Personally, I have had some experience with blogging due to my ekphrasis assignment in IB English last year.  At first, the learning curve was steep, and I did not know how to do most of the basic functions on my blog such as posting my work and creating categories.  After a few learning sessions from my teacher and Mr. Utecht, I was able to be quite adept at posting assignments on my blog.  This year in Mrs. Corning’s Senior Seminar class, blogging was a very important part of the criterion.  Almost every assignment was to be posted onto the blog, so we had to get familiar with the electronic techniques.  Since I already knew how to navigate through my own blog, I was able to successfully update my reflections and to astutely deal with any electronic errors that occurred while I was on my blog.  The video posting posed a new challenge, though, but I greatly enjoyed filming it and sharing my own video with my peers.  Whenever I scan through  my blog, I feel a great sense of accomplishment as I review my past assignments.  In a way, my blog acts as a time machine as I am able to instantly view my work from the past two years.
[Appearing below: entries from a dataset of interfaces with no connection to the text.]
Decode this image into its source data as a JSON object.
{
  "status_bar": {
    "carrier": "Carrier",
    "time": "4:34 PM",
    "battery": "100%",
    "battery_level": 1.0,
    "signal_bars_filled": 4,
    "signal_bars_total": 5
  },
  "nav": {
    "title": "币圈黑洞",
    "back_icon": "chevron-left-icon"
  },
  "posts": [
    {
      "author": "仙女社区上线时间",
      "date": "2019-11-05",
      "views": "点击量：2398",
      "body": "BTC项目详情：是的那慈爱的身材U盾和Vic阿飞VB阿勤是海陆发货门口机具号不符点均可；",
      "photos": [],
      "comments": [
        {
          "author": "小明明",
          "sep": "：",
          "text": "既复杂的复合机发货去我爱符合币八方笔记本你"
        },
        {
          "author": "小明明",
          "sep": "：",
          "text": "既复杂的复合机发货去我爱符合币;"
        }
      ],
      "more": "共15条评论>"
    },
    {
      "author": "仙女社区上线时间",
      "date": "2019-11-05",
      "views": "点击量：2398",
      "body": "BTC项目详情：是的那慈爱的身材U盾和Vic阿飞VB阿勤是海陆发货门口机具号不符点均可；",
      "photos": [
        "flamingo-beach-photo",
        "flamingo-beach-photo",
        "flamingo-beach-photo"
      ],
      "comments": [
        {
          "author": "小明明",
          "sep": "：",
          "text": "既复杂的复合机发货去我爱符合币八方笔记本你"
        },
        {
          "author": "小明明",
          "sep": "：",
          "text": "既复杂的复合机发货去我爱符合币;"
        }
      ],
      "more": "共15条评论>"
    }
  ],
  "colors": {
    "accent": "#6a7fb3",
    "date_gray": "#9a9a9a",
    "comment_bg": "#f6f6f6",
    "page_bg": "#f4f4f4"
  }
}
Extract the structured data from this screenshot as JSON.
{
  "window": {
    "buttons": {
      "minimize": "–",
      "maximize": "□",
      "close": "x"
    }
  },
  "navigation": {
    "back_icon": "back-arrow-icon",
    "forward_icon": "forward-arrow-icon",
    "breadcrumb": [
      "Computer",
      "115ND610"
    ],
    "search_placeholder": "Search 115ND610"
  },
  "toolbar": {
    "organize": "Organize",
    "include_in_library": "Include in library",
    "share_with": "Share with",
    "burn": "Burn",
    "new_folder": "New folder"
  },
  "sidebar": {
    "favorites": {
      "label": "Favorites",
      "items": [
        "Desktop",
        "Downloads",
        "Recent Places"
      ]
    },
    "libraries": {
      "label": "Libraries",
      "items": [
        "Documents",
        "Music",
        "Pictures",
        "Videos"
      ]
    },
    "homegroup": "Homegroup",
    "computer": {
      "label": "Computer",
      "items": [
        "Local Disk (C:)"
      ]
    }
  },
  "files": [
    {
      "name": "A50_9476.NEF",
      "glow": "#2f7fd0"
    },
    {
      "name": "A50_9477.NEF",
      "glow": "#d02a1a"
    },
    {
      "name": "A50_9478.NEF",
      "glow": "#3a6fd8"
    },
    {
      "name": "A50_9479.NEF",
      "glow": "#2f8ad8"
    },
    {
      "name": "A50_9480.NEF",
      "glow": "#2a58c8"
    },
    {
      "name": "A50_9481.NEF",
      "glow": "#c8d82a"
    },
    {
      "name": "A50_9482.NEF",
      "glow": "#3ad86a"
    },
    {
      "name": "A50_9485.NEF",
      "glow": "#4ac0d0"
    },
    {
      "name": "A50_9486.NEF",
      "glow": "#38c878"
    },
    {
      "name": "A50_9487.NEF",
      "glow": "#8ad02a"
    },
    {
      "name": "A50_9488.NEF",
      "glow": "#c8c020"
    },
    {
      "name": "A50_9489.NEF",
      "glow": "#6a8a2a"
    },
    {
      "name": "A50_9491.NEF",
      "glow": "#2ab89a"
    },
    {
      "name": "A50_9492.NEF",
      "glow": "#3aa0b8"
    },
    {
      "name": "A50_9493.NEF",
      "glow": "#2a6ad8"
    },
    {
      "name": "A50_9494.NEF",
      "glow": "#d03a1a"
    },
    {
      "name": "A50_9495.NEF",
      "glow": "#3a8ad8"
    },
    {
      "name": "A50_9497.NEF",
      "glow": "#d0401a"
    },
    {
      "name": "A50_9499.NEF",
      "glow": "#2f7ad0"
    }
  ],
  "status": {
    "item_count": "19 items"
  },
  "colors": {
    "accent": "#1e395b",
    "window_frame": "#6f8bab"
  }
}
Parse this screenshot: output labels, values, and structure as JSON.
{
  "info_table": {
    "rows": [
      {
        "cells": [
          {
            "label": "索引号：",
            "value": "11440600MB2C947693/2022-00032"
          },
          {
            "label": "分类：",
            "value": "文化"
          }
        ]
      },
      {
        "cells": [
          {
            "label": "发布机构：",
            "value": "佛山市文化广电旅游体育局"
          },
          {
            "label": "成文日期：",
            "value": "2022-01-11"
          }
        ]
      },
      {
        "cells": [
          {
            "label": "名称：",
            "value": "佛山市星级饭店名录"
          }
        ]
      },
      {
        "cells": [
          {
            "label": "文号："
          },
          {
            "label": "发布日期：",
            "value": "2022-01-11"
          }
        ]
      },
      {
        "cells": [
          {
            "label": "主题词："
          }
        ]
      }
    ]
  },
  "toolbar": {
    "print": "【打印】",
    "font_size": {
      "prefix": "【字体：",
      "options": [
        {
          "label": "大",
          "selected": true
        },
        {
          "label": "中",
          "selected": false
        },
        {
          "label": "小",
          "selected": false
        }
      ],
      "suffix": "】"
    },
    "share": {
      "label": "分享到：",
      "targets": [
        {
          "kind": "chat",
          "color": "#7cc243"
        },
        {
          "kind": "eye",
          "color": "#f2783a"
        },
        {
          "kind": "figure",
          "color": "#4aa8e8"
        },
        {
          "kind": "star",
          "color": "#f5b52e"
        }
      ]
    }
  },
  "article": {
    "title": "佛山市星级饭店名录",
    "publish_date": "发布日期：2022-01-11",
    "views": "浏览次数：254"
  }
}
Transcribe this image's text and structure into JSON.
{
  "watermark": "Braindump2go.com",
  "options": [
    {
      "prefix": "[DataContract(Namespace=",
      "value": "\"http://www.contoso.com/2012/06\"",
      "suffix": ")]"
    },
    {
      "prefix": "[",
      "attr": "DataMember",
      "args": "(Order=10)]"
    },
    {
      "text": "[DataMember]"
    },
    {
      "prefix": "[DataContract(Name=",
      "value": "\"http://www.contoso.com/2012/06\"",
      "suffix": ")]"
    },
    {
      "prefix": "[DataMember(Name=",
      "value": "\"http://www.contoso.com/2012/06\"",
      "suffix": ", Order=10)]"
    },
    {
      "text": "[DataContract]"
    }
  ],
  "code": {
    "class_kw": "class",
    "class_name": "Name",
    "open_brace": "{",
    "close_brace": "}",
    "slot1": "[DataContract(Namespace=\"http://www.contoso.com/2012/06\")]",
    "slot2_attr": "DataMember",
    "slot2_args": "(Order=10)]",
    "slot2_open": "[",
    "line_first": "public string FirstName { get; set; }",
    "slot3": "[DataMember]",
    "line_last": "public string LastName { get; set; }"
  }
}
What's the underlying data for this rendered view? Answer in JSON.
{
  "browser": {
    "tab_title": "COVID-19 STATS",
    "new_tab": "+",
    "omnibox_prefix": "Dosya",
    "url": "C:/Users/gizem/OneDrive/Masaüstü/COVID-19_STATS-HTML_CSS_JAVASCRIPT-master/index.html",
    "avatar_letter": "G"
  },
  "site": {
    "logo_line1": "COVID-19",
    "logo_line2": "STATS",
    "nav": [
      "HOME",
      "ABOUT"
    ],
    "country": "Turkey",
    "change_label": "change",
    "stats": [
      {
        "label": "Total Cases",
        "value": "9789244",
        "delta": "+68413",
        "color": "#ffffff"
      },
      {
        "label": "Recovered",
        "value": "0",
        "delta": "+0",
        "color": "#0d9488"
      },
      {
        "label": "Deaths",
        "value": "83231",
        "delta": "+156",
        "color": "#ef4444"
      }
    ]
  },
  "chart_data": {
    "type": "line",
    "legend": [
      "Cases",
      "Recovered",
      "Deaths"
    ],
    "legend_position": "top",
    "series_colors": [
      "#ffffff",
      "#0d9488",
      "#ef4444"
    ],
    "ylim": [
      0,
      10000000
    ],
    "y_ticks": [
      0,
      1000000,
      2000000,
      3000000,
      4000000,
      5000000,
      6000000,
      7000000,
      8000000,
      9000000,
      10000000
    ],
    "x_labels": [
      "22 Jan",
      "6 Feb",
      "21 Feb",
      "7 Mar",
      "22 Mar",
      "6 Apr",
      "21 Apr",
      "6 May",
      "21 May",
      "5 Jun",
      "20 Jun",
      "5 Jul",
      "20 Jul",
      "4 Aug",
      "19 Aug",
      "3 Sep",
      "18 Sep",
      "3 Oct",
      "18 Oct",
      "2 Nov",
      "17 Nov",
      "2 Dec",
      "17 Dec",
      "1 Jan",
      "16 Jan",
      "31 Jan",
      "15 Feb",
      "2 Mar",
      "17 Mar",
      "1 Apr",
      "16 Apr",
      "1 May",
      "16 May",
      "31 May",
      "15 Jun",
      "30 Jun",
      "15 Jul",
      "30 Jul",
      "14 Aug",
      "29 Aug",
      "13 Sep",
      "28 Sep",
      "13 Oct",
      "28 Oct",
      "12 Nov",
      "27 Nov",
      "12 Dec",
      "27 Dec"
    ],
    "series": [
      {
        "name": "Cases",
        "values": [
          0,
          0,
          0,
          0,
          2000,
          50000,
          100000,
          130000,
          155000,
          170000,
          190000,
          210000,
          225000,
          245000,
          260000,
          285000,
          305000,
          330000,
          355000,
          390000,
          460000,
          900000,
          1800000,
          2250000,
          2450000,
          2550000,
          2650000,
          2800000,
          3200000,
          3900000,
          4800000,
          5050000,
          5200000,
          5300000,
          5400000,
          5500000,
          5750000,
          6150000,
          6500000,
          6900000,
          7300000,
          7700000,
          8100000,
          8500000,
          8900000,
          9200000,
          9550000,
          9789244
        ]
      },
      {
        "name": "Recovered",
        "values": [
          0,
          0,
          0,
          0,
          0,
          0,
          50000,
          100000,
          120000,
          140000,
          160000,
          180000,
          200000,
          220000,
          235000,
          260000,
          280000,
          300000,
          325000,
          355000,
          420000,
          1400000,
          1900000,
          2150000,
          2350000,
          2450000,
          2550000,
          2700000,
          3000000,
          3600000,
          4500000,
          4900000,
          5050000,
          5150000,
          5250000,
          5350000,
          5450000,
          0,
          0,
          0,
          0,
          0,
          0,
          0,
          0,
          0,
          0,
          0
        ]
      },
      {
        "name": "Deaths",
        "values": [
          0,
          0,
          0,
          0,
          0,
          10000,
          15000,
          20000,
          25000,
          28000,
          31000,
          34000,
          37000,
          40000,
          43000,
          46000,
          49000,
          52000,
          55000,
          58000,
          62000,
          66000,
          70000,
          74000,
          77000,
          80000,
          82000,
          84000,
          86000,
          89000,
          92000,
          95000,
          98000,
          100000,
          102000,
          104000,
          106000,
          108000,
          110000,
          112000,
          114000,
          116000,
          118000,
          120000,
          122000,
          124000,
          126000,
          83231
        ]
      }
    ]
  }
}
It is satisfying to examine my growth as a person and as a writer whenever I compare two different works from varying time periods in the latter of my high school career.  I believe that schools all around the world will soon adopt the use of blogs due to their convenience and practicality, especially when educating students on a global level.  Through blogs, I can exhibit my writing to people all over the world, and I am also able to learn from other student’s blogs.

As Victor Hugo, the celebrated writer, once said, “Music expresses that which cannot be put into words and cannot remain silent.”  Simply, music almost has magical qualities when evoking emotions in people.  One specific event from my high school experience that I would like to comment on is my participation in the choir.  Ever since I first came here in my sophomore year, I have been in the choir program in ISB.  In 10th grade and in 11th grade I was in King’s Men, an all boys singing group that was created the first year I was here.  In my senior year I was in Chamber Choir, a group consisted of both guys and girls.  To sum it all up, choir has been a monumental experience during my high school career.  In honesty, I used to be a lousy singer although I enjoyed listening and singing along to music.  I was unable hold consistent pitch, and my tone was terrible.  However, after a several months in choir, I became more proficient and I became a better singer overall.  Chamber Choir is a group that accepts only seasoned singers, and my time in King’s Men enabled me to gain enough experience in order to advance my musical training.  One thing that I love about choir is performing in concerts.  These occasions are rare, but they require much practice and dedication, as well as staying after school during flex to hone our skills.  Although I sometimes resented these extra practice sessions, the thunderous applause after a successful performance and the thrill of singing in front of a crowd is enough to dampen these negative feelings.  I really enjoy the unity that I feel when I contribute my own voice towards a beautiful melody that is only acquirable through much practice.  Choir is a team sport; everyone has to invest their own time in honing their own voice in order to contribute to the whole contingent.

Singing complies with the Ways of Knowing in several aspects.  Perception assures us of our ability to sing, and causes us to change our tone or pitch in accordance to the modern conventions of singing.  Without the ability to see, hear or feel, we would be unable unite our voices into one clear melody.  Additionally, people with more experience with music can have a greater appreciation of different pieces compared to a normal person.  Their perception skills are more adept, thus they are able to pick out subtle nuances in the music such as tone or pitch.  Second, language is a core part of singing.  Language impacts our communications with one another, and we are able to fluently portray our message through singing.  The way we produce sound with our voices is inherent in language.  Thirdly, emotion impacts singing as well.  For example, whenever I feel depressed or down, my singing is affected negatively.  However, if I am in a happy mood, my voice sounds better and more positive.